Task => Copy out each line below verbatim, skipping any picture.

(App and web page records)

-------------------------

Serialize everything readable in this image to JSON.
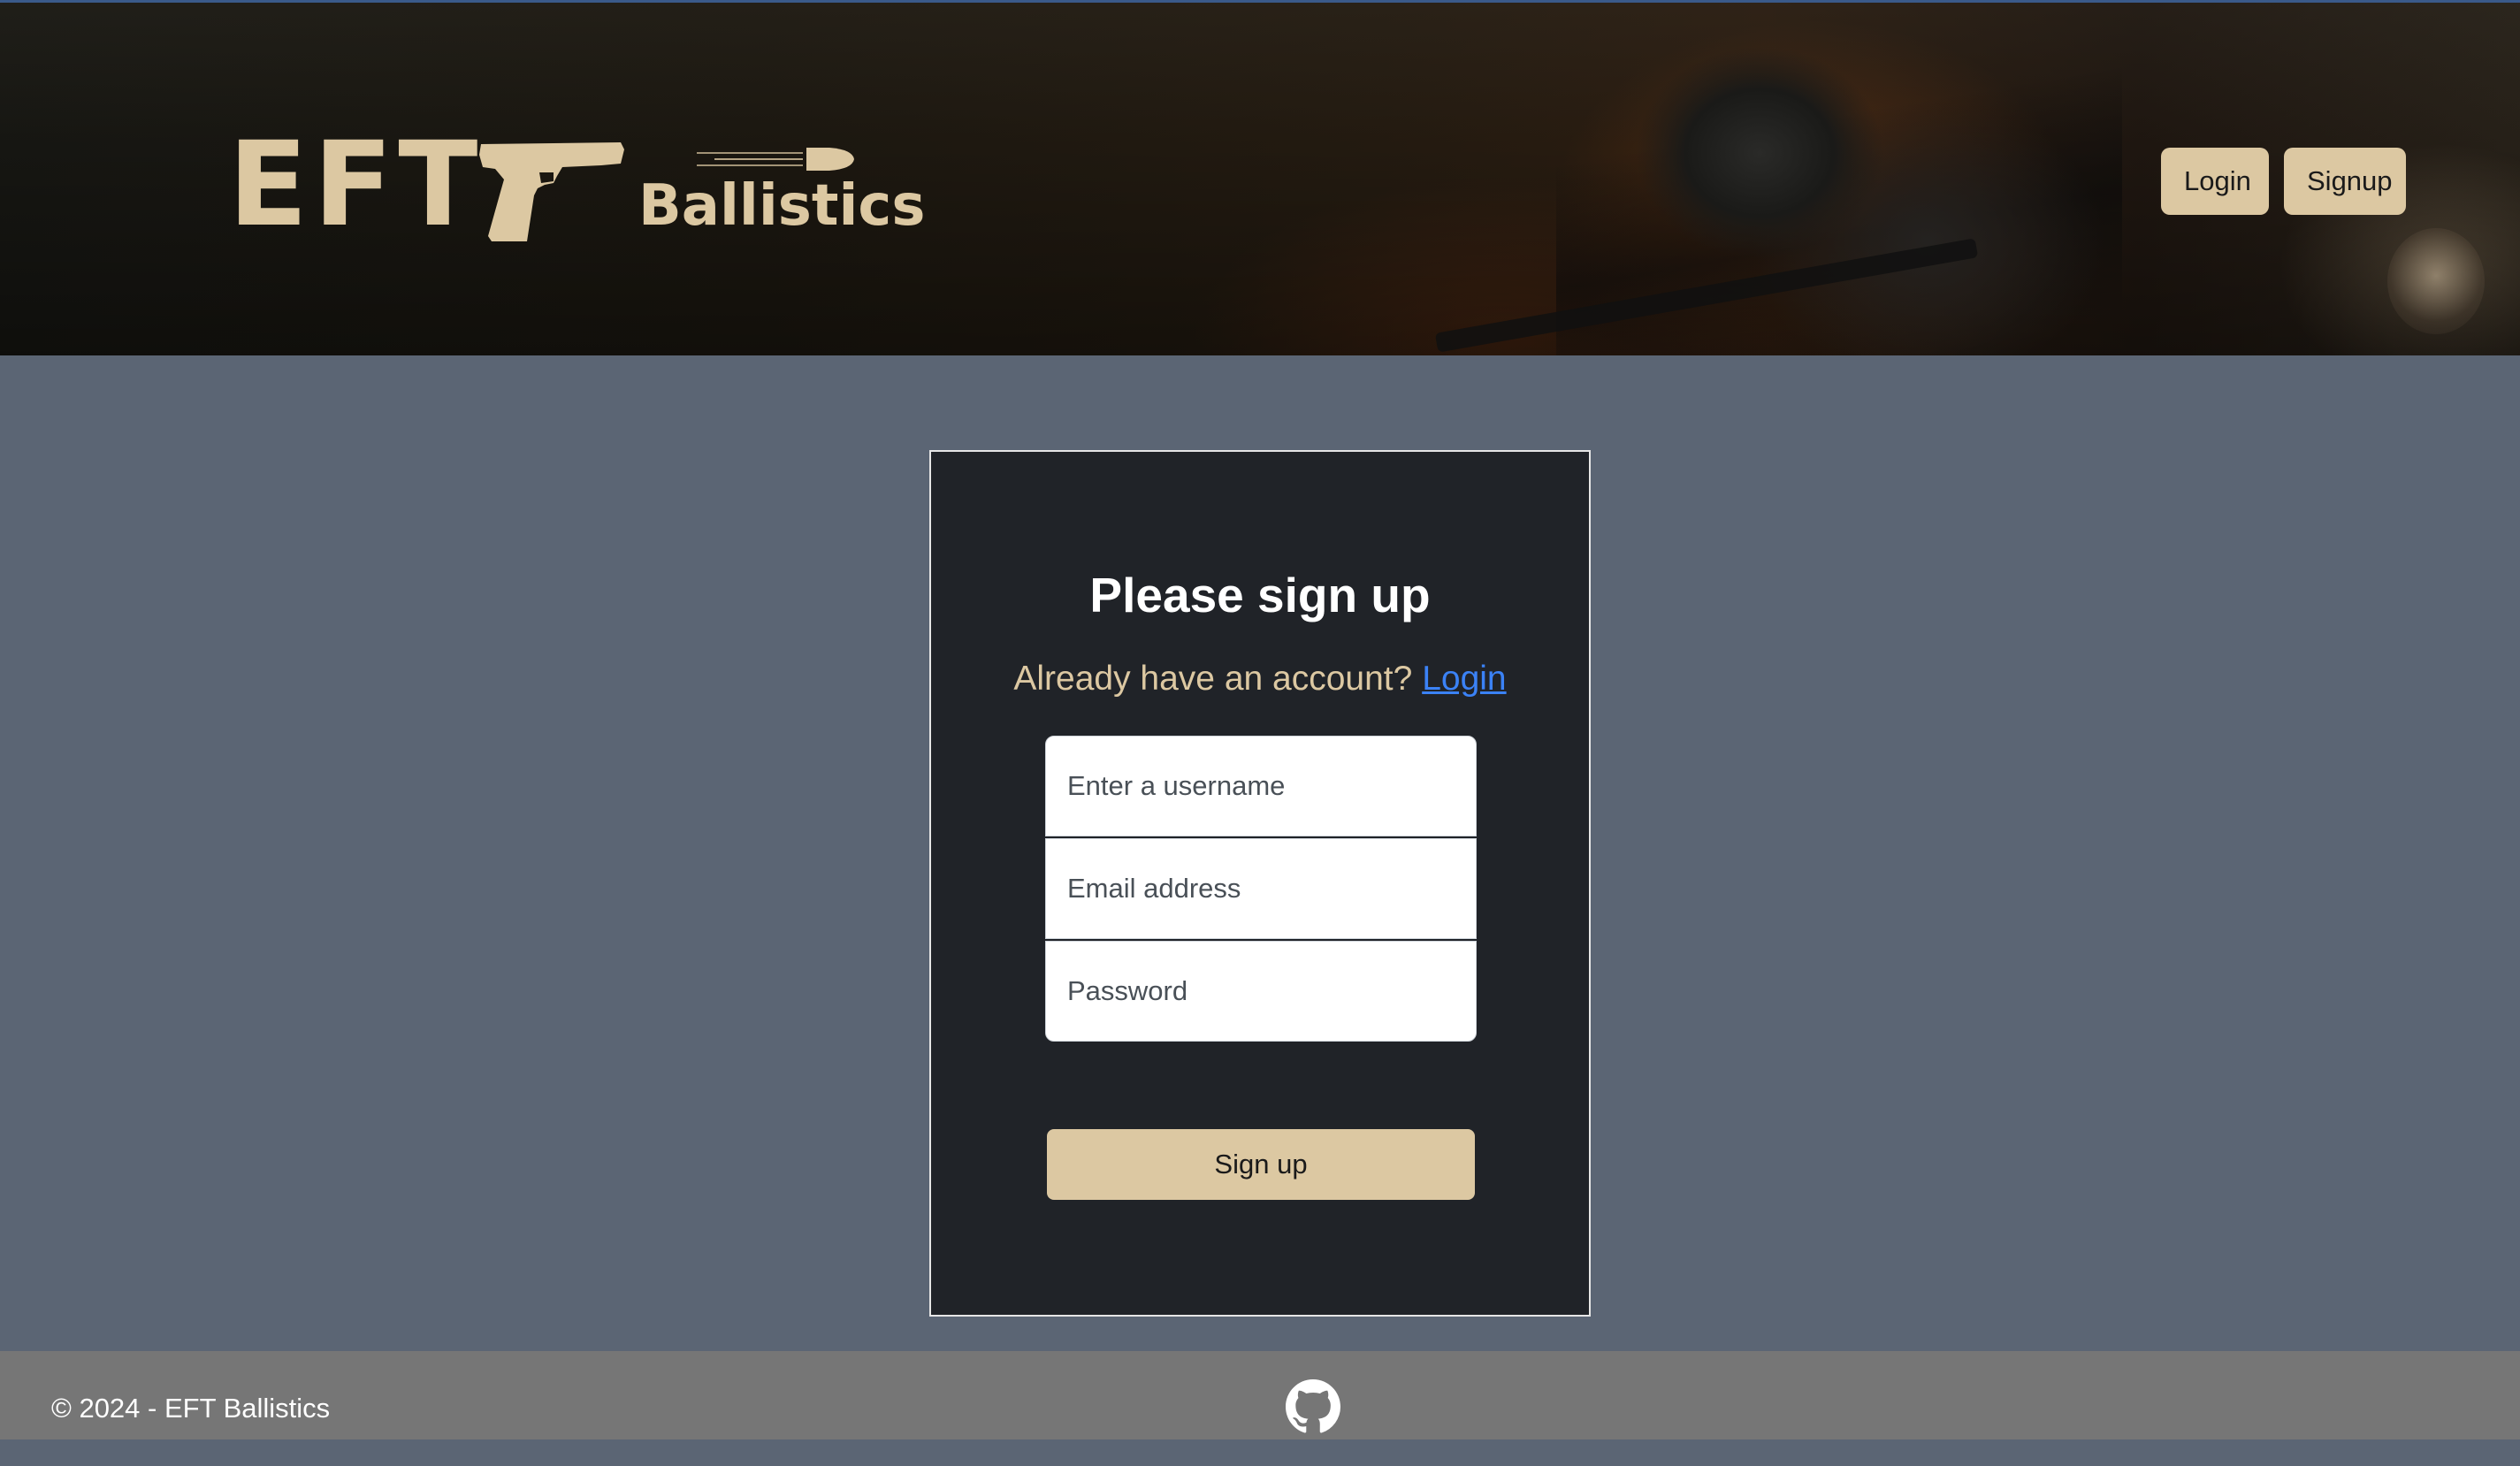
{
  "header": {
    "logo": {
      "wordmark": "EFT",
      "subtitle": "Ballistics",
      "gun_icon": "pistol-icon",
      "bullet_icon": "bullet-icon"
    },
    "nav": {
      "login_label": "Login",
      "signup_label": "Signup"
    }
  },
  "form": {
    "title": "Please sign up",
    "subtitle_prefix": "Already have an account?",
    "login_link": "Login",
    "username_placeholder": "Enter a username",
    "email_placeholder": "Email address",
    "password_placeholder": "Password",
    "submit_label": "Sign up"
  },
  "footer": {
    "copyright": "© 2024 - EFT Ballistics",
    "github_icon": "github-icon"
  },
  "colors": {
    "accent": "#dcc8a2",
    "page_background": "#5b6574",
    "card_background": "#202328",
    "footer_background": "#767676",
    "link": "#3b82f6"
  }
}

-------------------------

Written response =>
Serialize everything readable in this image to JSON.
{
  "header": {
    "logo": {
      "wordmark": "EFT",
      "subtitle": "Ballistics",
      "gun_icon": "pistol-icon",
      "bullet_icon": "bullet-icon"
    },
    "nav": {
      "login_label": "Login",
      "signup_label": "Signup"
    }
  },
  "form": {
    "title": "Please sign up",
    "subtitle_prefix": "Already have an account?",
    "login_link": "Login",
    "username_placeholder": "Enter a username",
    "email_placeholder": "Email address",
    "password_placeholder": "Password",
    "submit_label": "Sign up"
  },
  "footer": {
    "copyright": "© 2024 - EFT Ballistics",
    "github_icon": "github-icon"
  },
  "colors": {
    "accent": "#dcc8a2",
    "page_background": "#5b6574",
    "card_background": "#202328",
    "footer_background": "#767676",
    "link": "#3b82f6"
  }
}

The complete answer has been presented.